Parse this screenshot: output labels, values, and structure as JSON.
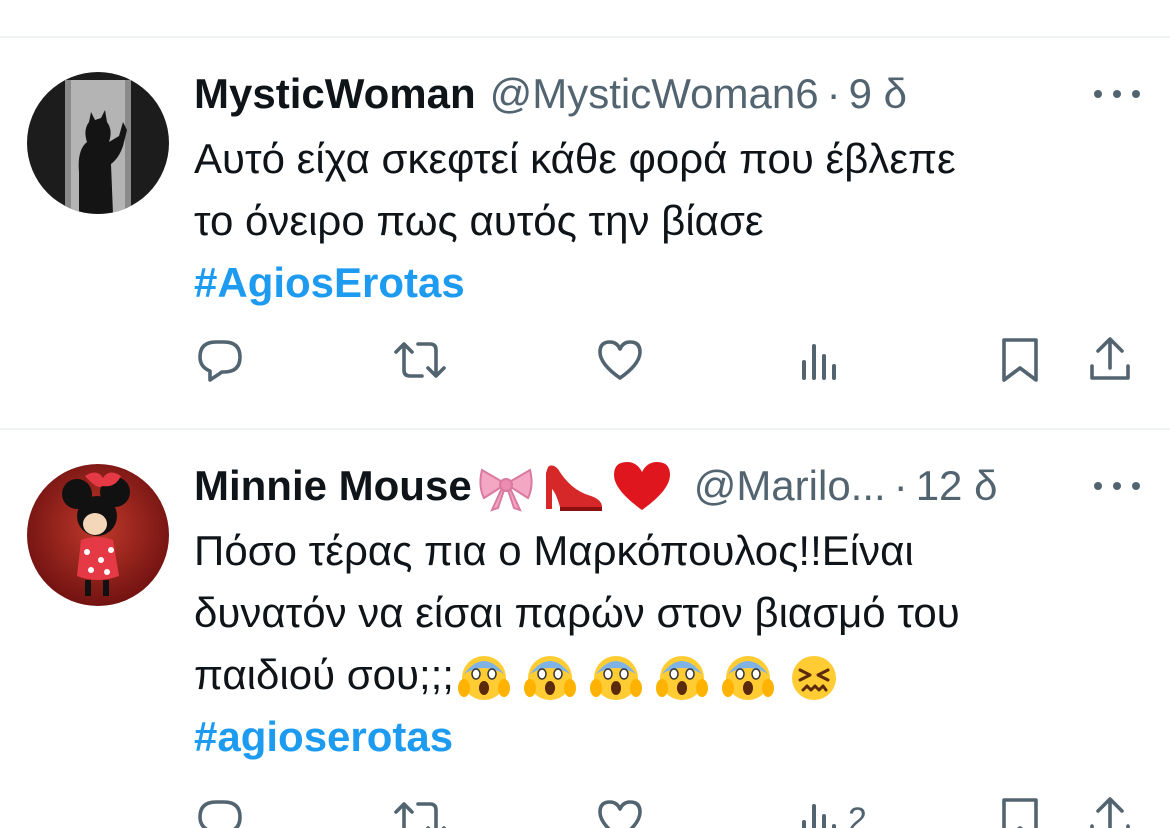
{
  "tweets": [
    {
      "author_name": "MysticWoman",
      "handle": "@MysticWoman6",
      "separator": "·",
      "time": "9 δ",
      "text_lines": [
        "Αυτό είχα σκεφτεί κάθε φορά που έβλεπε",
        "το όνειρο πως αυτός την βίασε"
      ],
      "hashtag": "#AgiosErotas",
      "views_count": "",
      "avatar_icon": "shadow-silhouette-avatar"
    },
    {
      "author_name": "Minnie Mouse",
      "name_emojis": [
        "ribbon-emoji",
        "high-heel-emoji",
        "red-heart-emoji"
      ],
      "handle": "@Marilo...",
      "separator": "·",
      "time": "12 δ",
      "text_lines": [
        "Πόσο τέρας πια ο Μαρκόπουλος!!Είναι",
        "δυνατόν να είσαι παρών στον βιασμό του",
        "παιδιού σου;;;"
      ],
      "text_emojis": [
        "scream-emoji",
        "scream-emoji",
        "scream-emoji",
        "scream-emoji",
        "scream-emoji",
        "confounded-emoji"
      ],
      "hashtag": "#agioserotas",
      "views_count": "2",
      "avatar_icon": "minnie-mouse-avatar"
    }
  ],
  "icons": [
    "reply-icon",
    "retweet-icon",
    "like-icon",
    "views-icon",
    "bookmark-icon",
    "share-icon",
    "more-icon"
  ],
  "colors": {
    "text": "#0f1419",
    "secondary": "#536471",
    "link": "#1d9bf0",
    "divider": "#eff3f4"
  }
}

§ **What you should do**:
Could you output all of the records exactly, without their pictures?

§ **Exercise solution**:
Parse this screenshot: output labels, values, and structure as JSON.
{
  "tweets": [
    {
      "author_name": "MysticWoman",
      "handle": "@MysticWoman6",
      "separator": "·",
      "time": "9 δ",
      "text_lines": [
        "Αυτό είχα σκεφτεί κάθε φορά που έβλεπε",
        "το όνειρο πως αυτός την βίασε"
      ],
      "hashtag": "#AgiosErotas",
      "views_count": "",
      "avatar_icon": "shadow-silhouette-avatar"
    },
    {
      "author_name": "Minnie Mouse",
      "name_emojis": [
        "ribbon-emoji",
        "high-heel-emoji",
        "red-heart-emoji"
      ],
      "handle": "@Marilo...",
      "separator": "·",
      "time": "12 δ",
      "text_lines": [
        "Πόσο τέρας πια ο Μαρκόπουλος!!Είναι",
        "δυνατόν να είσαι παρών στον βιασμό του",
        "παιδιού σου;;;"
      ],
      "text_emojis": [
        "scream-emoji",
        "scream-emoji",
        "scream-emoji",
        "scream-emoji",
        "scream-emoji",
        "confounded-emoji"
      ],
      "hashtag": "#agioserotas",
      "views_count": "2",
      "avatar_icon": "minnie-mouse-avatar"
    }
  ],
  "icons": [
    "reply-icon",
    "retweet-icon",
    "like-icon",
    "views-icon",
    "bookmark-icon",
    "share-icon",
    "more-icon"
  ],
  "colors": {
    "text": "#0f1419",
    "secondary": "#536471",
    "link": "#1d9bf0",
    "divider": "#eff3f4"
  }
}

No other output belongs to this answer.